* **ENTRIES SHOWN**:
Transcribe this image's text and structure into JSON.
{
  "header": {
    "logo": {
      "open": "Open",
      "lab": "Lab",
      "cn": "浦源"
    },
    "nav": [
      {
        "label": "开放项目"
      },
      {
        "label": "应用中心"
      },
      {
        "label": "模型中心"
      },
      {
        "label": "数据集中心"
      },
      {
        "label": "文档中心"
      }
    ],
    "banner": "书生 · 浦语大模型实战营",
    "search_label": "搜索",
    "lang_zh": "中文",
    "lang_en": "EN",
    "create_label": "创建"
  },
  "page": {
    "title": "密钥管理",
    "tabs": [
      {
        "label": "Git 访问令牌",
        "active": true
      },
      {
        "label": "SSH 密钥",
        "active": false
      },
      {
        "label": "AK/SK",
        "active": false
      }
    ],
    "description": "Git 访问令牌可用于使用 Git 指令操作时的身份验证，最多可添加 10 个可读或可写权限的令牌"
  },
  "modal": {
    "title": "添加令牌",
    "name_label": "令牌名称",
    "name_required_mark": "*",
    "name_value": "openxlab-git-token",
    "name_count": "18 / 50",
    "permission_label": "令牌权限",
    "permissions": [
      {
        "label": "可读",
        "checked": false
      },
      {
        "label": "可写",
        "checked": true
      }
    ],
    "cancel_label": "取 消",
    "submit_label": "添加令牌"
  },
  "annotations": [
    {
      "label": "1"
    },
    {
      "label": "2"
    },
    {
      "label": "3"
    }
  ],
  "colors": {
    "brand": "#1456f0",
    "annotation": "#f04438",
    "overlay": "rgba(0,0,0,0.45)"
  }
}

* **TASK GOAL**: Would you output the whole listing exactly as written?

* **SOLUTION TO THE PROBLEM**:
Transcribe this image's text and structure into JSON.
{
  "header": {
    "logo": {
      "open": "Open",
      "lab": "Lab",
      "cn": "浦源"
    },
    "nav": [
      {
        "label": "开放项目"
      },
      {
        "label": "应用中心"
      },
      {
        "label": "模型中心"
      },
      {
        "label": "数据集中心"
      },
      {
        "label": "文档中心"
      }
    ],
    "banner": "书生 · 浦语大模型实战营",
    "search_label": "搜索",
    "lang_zh": "中文",
    "lang_en": "EN",
    "create_label": "创建"
  },
  "page": {
    "title": "密钥管理",
    "tabs": [
      {
        "label": "Git 访问令牌",
        "active": true
      },
      {
        "label": "SSH 密钥",
        "active": false
      },
      {
        "label": "AK/SK",
        "active": false
      }
    ],
    "description": "Git 访问令牌可用于使用 Git 指令操作时的身份验证，最多可添加 10 个可读或可写权限的令牌"
  },
  "modal": {
    "title": "添加令牌",
    "name_label": "令牌名称",
    "name_required_mark": "*",
    "name_value": "openxlab-git-token",
    "name_count": "18 / 50",
    "permission_label": "令牌权限",
    "permissions": [
      {
        "label": "可读",
        "checked": false
      },
      {
        "label": "可写",
        "checked": true
      }
    ],
    "cancel_label": "取 消",
    "submit_label": "添加令牌"
  },
  "annotations": [
    {
      "label": "1"
    },
    {
      "label": "2"
    },
    {
      "label": "3"
    }
  ],
  "colors": {
    "brand": "#1456f0",
    "annotation": "#f04438",
    "overlay": "rgba(0,0,0,0.45)"
  }
}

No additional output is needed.